    About half the time, the blinds are open for the view out the back window. The “white” is either accumulating or diminishing, but always there. If it weren’t for the Knotty Pines that semi surround the house, this would be a bleak place, indeed.
    I’ve been an outside kind of person all my life and not accustomed to nursing cabin fever, that incurable ailment that I suffer from, not being able to go outside and “play”.
    It get’s to the point, eventually, that I dress in heavy clothing just to escape this self imposed prison camp for a short while. Walk the dog, take my pistol up to my range for a few shots, drive to the Post Office, anything that provides a break in the monotony.
    Oh, Miss May, that beautiful month that brings to me that wonderful color of Earth in it’s fullness, wherefore art thou? Have you forsaken me? Bring to me your blessings and restore my heart!

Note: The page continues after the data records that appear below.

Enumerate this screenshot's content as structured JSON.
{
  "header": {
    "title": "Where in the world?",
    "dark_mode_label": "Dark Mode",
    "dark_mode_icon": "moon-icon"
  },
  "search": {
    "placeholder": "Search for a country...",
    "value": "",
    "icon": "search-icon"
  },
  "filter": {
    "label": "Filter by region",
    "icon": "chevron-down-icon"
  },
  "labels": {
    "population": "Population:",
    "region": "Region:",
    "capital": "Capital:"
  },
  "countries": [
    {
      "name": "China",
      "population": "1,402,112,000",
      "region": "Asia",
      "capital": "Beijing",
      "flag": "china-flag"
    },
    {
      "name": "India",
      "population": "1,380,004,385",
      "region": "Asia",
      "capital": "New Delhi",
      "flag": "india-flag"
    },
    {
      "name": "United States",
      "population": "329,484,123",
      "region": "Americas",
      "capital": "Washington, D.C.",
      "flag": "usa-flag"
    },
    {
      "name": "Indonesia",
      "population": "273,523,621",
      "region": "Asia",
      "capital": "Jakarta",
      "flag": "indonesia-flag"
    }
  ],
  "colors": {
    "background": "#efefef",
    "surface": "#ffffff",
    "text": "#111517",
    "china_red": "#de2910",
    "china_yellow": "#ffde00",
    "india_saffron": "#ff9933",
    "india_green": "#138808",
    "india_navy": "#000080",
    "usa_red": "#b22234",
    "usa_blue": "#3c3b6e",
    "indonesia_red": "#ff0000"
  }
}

  2. The 5 photos were beautiful, Fred. But that “Minus” site didn’t work well for me. To switch from one photo to the next, you are to click on a small image, I presume. On my screen, however, the small image is a small blur that can’t be identified for what it must be. Therefore, it took me awhile to guess how to see the images.